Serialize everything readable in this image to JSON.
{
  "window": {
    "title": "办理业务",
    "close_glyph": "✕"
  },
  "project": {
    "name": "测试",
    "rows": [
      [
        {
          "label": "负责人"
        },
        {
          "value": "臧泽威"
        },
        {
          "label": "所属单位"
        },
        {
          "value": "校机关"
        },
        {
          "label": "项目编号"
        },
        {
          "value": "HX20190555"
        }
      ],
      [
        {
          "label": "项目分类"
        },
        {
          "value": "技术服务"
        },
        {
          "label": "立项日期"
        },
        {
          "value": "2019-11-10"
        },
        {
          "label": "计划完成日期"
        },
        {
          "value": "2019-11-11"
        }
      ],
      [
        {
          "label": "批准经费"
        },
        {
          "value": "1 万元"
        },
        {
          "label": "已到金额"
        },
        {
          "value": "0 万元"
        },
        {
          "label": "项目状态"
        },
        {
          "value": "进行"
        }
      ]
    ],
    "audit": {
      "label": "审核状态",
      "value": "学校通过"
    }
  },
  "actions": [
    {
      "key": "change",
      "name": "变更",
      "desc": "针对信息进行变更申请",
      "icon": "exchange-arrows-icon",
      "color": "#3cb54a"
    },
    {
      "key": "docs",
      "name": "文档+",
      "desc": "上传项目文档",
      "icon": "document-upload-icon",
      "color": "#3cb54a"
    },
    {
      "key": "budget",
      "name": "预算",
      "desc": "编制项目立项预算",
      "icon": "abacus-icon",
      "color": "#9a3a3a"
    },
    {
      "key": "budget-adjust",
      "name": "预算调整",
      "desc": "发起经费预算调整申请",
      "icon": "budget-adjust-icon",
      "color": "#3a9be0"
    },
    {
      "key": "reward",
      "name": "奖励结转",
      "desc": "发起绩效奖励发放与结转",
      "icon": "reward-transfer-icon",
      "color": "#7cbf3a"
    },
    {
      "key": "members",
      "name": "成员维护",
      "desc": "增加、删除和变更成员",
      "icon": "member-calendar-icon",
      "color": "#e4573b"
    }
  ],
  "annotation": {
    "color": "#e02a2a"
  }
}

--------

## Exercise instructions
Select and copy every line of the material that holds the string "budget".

## Exercise response
      "key": "budget",
      "key": "budget-adjust",
      "icon": "budget-adjust-icon",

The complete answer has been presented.